• Work required
Among the entries below, tally each line in which the word "Beef" is found, then state the tally alone.

** Exercise inputs follows **

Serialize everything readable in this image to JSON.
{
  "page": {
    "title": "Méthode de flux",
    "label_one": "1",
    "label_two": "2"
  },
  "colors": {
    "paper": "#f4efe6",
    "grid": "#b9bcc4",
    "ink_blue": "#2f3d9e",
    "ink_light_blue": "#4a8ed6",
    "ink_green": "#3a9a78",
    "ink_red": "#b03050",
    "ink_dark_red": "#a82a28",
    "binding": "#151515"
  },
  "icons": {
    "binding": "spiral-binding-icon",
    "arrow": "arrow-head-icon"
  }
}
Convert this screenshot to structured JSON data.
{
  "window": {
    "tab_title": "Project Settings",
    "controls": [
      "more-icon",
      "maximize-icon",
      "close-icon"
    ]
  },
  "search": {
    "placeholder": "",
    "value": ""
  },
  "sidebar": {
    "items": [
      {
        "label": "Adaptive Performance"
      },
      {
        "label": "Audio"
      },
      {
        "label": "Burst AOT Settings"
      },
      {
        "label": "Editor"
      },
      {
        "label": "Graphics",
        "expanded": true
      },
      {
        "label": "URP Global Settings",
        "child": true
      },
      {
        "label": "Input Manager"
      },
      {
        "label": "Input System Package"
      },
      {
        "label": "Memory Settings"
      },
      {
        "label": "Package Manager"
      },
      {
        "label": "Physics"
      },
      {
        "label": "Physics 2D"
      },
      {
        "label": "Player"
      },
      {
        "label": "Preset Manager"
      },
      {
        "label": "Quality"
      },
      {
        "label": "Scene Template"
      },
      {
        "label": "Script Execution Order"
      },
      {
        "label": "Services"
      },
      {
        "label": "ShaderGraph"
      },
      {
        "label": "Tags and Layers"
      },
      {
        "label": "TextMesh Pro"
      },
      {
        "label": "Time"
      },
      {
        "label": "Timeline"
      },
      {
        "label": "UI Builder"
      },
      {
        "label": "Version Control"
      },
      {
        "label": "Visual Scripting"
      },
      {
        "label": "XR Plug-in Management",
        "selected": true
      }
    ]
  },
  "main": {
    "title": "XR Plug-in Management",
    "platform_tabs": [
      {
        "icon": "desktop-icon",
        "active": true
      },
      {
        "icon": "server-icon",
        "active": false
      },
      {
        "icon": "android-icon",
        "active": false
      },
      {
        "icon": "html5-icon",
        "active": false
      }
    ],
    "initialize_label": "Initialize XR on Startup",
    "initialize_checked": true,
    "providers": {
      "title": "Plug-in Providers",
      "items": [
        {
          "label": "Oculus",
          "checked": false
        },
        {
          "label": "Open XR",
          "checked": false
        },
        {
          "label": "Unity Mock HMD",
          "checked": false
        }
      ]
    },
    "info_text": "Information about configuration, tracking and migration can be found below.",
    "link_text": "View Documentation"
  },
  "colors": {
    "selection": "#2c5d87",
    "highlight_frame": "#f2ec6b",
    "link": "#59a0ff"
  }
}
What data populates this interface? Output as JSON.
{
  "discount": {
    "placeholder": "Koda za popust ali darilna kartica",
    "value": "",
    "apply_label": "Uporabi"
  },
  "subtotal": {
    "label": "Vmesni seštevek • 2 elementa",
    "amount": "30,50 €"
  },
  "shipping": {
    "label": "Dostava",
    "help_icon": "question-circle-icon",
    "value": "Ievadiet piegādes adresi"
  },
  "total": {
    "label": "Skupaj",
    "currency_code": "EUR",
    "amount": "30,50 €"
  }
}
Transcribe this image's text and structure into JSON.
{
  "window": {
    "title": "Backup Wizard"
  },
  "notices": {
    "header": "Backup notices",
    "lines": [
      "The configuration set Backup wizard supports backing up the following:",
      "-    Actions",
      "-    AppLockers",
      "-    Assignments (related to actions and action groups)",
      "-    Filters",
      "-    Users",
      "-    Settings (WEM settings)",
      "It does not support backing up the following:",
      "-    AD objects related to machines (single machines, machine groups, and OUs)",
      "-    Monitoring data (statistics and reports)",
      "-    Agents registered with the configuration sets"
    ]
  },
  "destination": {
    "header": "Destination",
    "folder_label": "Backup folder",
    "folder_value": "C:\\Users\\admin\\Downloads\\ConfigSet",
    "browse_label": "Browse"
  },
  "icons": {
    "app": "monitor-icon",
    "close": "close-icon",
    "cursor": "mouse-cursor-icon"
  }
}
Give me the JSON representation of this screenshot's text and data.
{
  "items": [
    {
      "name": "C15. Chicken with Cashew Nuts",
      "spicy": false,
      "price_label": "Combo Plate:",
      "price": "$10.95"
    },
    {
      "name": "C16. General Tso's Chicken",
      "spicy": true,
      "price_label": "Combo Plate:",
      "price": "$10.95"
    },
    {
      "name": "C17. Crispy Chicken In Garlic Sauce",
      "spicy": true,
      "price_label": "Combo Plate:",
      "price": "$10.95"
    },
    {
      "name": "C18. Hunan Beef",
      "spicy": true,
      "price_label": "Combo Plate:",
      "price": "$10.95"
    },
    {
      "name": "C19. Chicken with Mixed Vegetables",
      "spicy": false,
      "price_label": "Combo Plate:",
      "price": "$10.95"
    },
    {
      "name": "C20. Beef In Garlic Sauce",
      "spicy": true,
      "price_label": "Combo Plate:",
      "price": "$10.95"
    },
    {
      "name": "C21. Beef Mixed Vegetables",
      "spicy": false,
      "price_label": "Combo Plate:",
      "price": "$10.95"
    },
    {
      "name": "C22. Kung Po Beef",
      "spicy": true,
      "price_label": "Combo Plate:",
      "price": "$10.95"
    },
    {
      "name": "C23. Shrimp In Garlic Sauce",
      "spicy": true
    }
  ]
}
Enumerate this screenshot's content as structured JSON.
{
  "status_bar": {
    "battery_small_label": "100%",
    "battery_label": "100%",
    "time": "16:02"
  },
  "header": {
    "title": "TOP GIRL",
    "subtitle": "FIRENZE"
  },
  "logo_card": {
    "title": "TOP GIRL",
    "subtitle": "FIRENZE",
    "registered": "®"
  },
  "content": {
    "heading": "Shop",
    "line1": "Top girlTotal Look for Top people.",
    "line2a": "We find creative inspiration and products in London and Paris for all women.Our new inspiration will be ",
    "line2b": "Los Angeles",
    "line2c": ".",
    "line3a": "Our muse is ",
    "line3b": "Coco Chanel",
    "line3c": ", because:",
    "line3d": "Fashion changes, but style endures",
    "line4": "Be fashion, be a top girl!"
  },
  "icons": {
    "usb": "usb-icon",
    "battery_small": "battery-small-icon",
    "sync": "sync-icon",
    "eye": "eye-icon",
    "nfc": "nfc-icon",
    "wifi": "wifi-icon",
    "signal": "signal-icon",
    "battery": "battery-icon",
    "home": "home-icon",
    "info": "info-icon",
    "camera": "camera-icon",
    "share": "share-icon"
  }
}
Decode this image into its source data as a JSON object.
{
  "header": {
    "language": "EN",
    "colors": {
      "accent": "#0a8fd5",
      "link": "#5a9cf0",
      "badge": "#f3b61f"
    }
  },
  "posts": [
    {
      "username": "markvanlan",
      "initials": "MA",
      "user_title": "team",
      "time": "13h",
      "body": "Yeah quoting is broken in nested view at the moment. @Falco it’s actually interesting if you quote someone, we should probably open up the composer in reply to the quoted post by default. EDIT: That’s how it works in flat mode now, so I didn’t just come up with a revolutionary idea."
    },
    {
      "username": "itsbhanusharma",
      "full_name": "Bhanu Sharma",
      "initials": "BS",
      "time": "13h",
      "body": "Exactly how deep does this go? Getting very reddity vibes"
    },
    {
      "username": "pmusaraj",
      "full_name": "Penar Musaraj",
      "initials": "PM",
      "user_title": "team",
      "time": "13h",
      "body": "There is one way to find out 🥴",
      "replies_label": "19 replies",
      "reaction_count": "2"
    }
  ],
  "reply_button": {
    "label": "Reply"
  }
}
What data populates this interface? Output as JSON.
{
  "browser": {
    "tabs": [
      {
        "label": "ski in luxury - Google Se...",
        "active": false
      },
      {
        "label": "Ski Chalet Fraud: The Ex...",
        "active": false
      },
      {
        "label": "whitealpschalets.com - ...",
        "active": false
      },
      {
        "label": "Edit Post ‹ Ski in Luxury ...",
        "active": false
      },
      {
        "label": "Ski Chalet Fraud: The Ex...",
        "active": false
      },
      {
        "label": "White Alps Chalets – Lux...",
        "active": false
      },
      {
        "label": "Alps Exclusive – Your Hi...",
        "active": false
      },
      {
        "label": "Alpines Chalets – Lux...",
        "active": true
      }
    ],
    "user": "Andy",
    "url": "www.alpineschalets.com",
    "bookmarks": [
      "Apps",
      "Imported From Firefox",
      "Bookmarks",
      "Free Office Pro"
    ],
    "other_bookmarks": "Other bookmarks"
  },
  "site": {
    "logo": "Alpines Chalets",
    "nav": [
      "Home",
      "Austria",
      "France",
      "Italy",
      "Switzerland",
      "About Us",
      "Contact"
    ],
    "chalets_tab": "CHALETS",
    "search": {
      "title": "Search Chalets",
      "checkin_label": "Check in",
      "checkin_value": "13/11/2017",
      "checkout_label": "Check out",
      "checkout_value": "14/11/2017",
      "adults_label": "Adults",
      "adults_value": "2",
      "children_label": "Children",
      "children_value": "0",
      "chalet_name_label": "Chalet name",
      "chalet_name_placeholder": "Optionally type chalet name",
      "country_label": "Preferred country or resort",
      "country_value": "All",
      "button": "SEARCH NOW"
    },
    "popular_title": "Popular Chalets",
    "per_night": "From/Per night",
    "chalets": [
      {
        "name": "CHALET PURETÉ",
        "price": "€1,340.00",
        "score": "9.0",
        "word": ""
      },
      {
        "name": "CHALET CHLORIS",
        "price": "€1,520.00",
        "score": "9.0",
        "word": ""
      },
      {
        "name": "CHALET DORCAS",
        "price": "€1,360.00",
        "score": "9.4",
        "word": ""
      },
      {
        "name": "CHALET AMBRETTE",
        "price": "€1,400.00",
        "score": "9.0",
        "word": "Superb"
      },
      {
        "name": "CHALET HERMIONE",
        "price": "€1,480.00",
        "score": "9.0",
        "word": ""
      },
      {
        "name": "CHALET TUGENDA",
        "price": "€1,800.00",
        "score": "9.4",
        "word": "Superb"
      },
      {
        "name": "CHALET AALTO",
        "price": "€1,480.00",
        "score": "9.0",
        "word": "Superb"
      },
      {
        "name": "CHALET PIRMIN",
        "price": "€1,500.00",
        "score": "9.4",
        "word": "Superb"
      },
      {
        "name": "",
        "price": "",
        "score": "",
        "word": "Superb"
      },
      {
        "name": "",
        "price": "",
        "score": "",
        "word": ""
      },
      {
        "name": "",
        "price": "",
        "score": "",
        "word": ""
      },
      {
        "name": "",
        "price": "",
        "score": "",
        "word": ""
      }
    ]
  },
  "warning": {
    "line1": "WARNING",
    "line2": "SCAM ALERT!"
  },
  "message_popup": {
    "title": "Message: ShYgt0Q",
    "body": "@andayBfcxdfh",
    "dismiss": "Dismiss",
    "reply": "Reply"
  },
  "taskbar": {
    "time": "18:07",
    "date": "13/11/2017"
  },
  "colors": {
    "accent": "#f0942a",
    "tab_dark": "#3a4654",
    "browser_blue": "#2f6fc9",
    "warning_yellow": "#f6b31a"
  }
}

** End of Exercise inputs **

• Solution to this problem
4